ESRB to Label Video Games Containing Loot Boxes and In-Game Purchases
This is a poker news site. As such, I am once again going to write about video game microtransactions and loot boxes. Hey, poker is gambling and loot boxes are tangentially related to gambling, so it all works, right? And while I have written plenty on the subject of late, there was fairly big news Tuesday as the Entertainment Software Rating Board (ESRB), the organization that puts those age ratings on video games, announced that it will start putting an “In-Game Purchases” label on physical video game packaging, with similar labels to come for downloadable games.
Anyone who has played video games – especially mobile games and free-to-play games – in the past few years should be very familiar with in-game purchases. Many games encourage players to buy items that can help them in the game, items that are purely cosmetic, in-game currency, additional gameplay time (for many free-to-play games), and more. Many of these purchases amount to a dollar or less, though individual purchases can reach into the hundreds of dollars. Over time, even “microtransactions” can add-up.
And while real-money online poker is a different thing from video games and therefore has nothing to do with the ESRB’s announcement, it will be interesting to see if the new game label affects play-money poker at all. Zynga Poker is the most popular “social” online poker game in the industry; people can play via mobile apps and on Facebook. It is completely free to play, but when I tested my skill at the tables on Facebook, I was bombarded with banners and buttons and messages galore, all encouraging me to pay for chips and virtual trinkets with real money. It looked like an early poker boom affiliate banner farm. Hell, I’m as internet savvy as they come and even I clicked on something that I thought was a regular game feature that turned out to be a real-money purchase offer.
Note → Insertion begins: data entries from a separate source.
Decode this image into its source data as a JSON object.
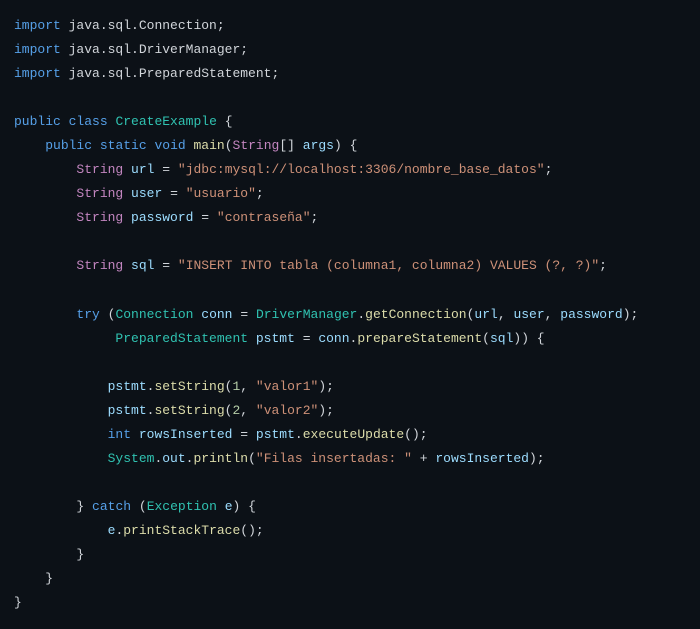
{
  "code": {
    "import1_pkg": "java.sql.Connection",
    "import2_pkg": "java.sql.DriverManager",
    "import3_pkg": "java.sql.PreparedStatement",
    "kw_import": "import",
    "kw_public": "public",
    "kw_class": "class",
    "kw_static": "static",
    "kw_void": "void",
    "kw_try": "try",
    "kw_catch": "catch",
    "kw_int": "int",
    "classname": "CreateExample",
    "main_name": "main",
    "string_type": "String",
    "args_name": "args",
    "var_url": "url",
    "var_user": "user",
    "var_password": "password",
    "var_sql": "sql",
    "var_conn": "conn",
    "var_pstmt": "pstmt",
    "var_rows": "rowsInserted",
    "var_e": "e",
    "cls_connection": "Connection",
    "cls_drivermanager": "DriverManager",
    "cls_prepstmt": "PreparedStatement",
    "cls_exception": "Exception",
    "cls_system": "System",
    "fld_out": "out",
    "m_getconn": "getConnection",
    "m_prepstmt": "prepareStatement",
    "m_setstring": "setString",
    "m_execupd": "executeUpdate",
    "m_println": "println",
    "m_printstack": "printStackTrace",
    "str_url": "\"jdbc:mysql://localhost:3306/nombre_base_datos\"",
    "str_user": "\"usuario\"",
    "str_password": "\"contraseña\"",
    "str_sql": "\"INSERT INTO tabla (columna1, columna2) VALUES (?, ?)\"",
    "str_valor1": "\"valor1\"",
    "str_valor2": "\"valor2\"",
    "str_filas": "\"Filas insertadas: \"",
    "num_1": "1",
    "num_2": "2"
  }
}
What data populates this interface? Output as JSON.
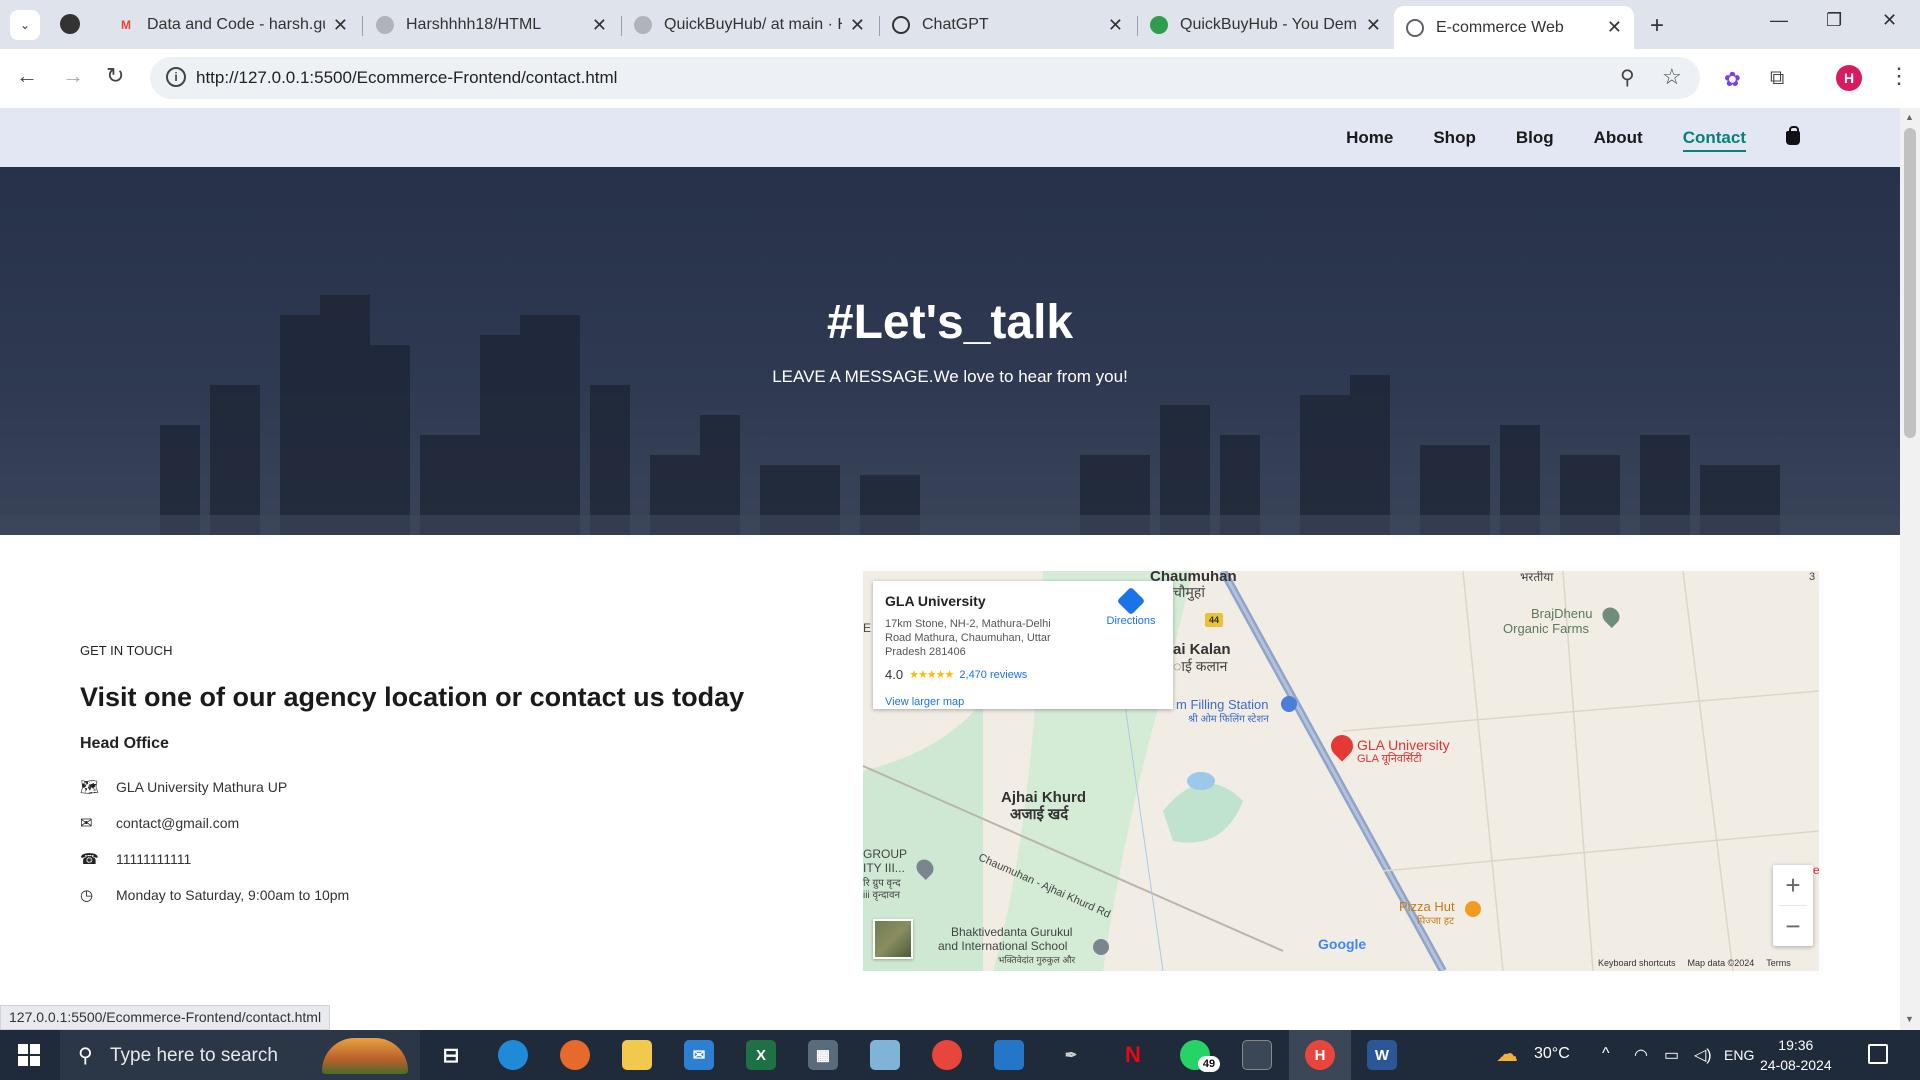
{
  "browser": {
    "tabs": [
      {
        "title": "Data and Code - harsh.gu",
        "favicon": "gmail-icon",
        "color": "#ea4335"
      },
      {
        "title": "Harshhhh18/HTML",
        "favicon": "github-icon",
        "color": "#333333"
      },
      {
        "title": "QuickBuyHub/ at main · H",
        "favicon": "github-icon",
        "color": "#333333"
      },
      {
        "title": "ChatGPT",
        "favicon": "chatgpt-icon",
        "color": "#333333"
      },
      {
        "title": "QuickBuyHub - You Dem",
        "favicon": "quickbuyhub-icon",
        "color": "#2e9e4d"
      },
      {
        "title": "E-commerce Web",
        "favicon": "globe-icon",
        "color": "#5f6368",
        "active": true
      }
    ],
    "url": "http://127.0.0.1:5500/Ecommerce-Frontend/contact.html",
    "profile_initial": "H",
    "status_url": "127.0.0.1:5500/Ecommerce-Frontend/contact.html"
  },
  "nav": {
    "links": [
      "Home",
      "Shop",
      "Blog",
      "About",
      "Contact"
    ],
    "active": "Contact",
    "accent": "#088178"
  },
  "hero": {
    "title": "#Let's_talk",
    "subtitle": "LEAVE A MESSAGE.We love to hear from you!"
  },
  "contact": {
    "kicker": "GET IN TOUCH",
    "heading": "Visit one of our agency location or contact us today",
    "subheading": "Head Office",
    "items": [
      {
        "icon": "map-icon",
        "glyph": "🗺",
        "text": "GLA University Mathura UP"
      },
      {
        "icon": "envelope-icon",
        "glyph": "✉",
        "text": "contact@gmail.com"
      },
      {
        "icon": "phone-icon",
        "glyph": "☎",
        "text": "11111111111"
      },
      {
        "icon": "clock-icon",
        "glyph": "◷",
        "text": "Monday to Saturday, 9:00am to 10pm"
      }
    ]
  },
  "map": {
    "card": {
      "place": "GLA University",
      "address": "17km Stone, NH-2, Mathura-Delhi Road Mathura, Chaumuhan, Uttar Pradesh 281406",
      "rating": "4.0",
      "stars": "★★★★★",
      "reviews": "2,470 reviews",
      "larger": "View larger map",
      "directions": "Directions"
    },
    "labels": {
      "chaumuhan": "Chaumuhan",
      "chaumuhan_hi": "चौमुहां",
      "bharatiya": "भरतीया",
      "brajdhenu": "BrajDhenu",
      "organic": "Organic Farms",
      "highway": "44",
      "kalan": "ai Kalan",
      "kalan_hi": "ाई कलान",
      "filling": "m Filling Station",
      "filling_hi": "श्री ओम फिलिंग स्टेशन",
      "gla": "GLA University",
      "gla_hi": "GLA यूनिवर्सिटी",
      "ajhai": "Ajhai Khurd",
      "ajhai_hi": "अजाई खर्द",
      "road": "Chaumuhan - Ajhai Khurd Rd",
      "group": "GROUP",
      "ity": "ITY III...",
      "group_hi": "रि ग्रुप वृन्द",
      "group_hi2": "iii वृन्दावन",
      "pizza": "Pizza Hut",
      "pizza_hi": "पिज्जा हट",
      "bhakti": "Bhaktivedanta Gurukul",
      "bhakti2": "and International School",
      "bhakti_hi": "भक्तिवेदांत गुरुकुल और",
      "google": "Google",
      "edge_e": "E",
      "edge_3": "3",
      "edge_e2": "e"
    },
    "footer": [
      "Keyboard shortcuts",
      "Map data ©2024",
      "Terms"
    ],
    "zoom_in": "+",
    "zoom_out": "−"
  },
  "taskbar": {
    "search_placeholder": "Type here to search",
    "whatsapp_badge": "49",
    "temperature": "30°C",
    "language": "ENG",
    "time": "19:36",
    "date": "24-08-2024"
  }
}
The ESRB’s decision was likely spurred on by the increasing prevalence of loot boxes in video games. Loot boxes come in different forms depending on the game (in Fortnite, they are actually llama piñatas), but they are all basically the same in application: boxes filled with mystery items for use in the game.
Gamers know what sort of items could be in the loot boxes, but they don’t usually know exactly what will be enclosed. The hope is that the item is very helpful or extremely rare (and perhaps valuable for resale in-game, if such a feature is available), but the items are usually common and even if useful, fairly unexciting for the player.
In some games, loot box items are purely cosmetic and have no effect on the game – they might be a character costume, for instance – while in other games, loot box items could give a benefit to the player such as a powerful weapon or a special ability that gives them an advantage against other players. Personally, as a gamer myself, I don’t mind the former and loathe the latter.
Again, depending on the game, loot boxes can be earned through gameplay, can be purchased with in-game currency, or can be purchased with real money (or, combining these, can be purchased with in-game currency that can be bought with real money).
I write about this not just because I play games that have loot boxes, but also because many people (including myself) see them as gambling. Now, I have never bought a loot box – I only open ones I earn through my regular game play – but think about what happens with people who do purchase them. They spend money, hoping to win the items that they desire or have some sort of significant in-game value. It’s very much like playing the slots. Last year, the ESRB said that loot boxes were not gambling because players always receive something (whereas in slots you often win absolutely nothing) and the items have no real-world monetary value. But honestly, to me that’s just a technicality. Loot boxes, when purchased with real money or in-game currency that itself is purchased with real money, are gambling. You are spending money without knowing what you will get or if it will be worthwhile. And people do get addicted to this mechanism.
Because I am a gamer, I am well-versed in loot boxes and in-game transactions and have educated my kids on the matter. They know not to try to buy anything without my permission (I also turn off in-game purchasing or make sure there is no credit card info stored whenever possible). But many parents know nothing about these things. Thus, prominent labels warning that the games have in-game purchases available are a good first step.
In the announcement, ESRB president Patricia Vance said:
The video game industry is evolving and innovating continually, as is the ESRB rating system. ESRB’s goal is to ensure that parents have the most up-to-date and comprehensive tools at their disposal to help them decide which games are appropriate for their children. With the new In-Game Purchases interactive element coming to physical games, parents will know when a game contains offers for players to purchase additional content. Moreover, we will be expanding our efforts to educate parents about the controls currently at their disposal to manage in-game spending before their kids press ‘Start’.
The ESRB has also setup a website, ParentalTools.org, to help educate parents on in-game purchases and how to activate parental controls on different gaming platforms.
Cover image credit: us.battle.net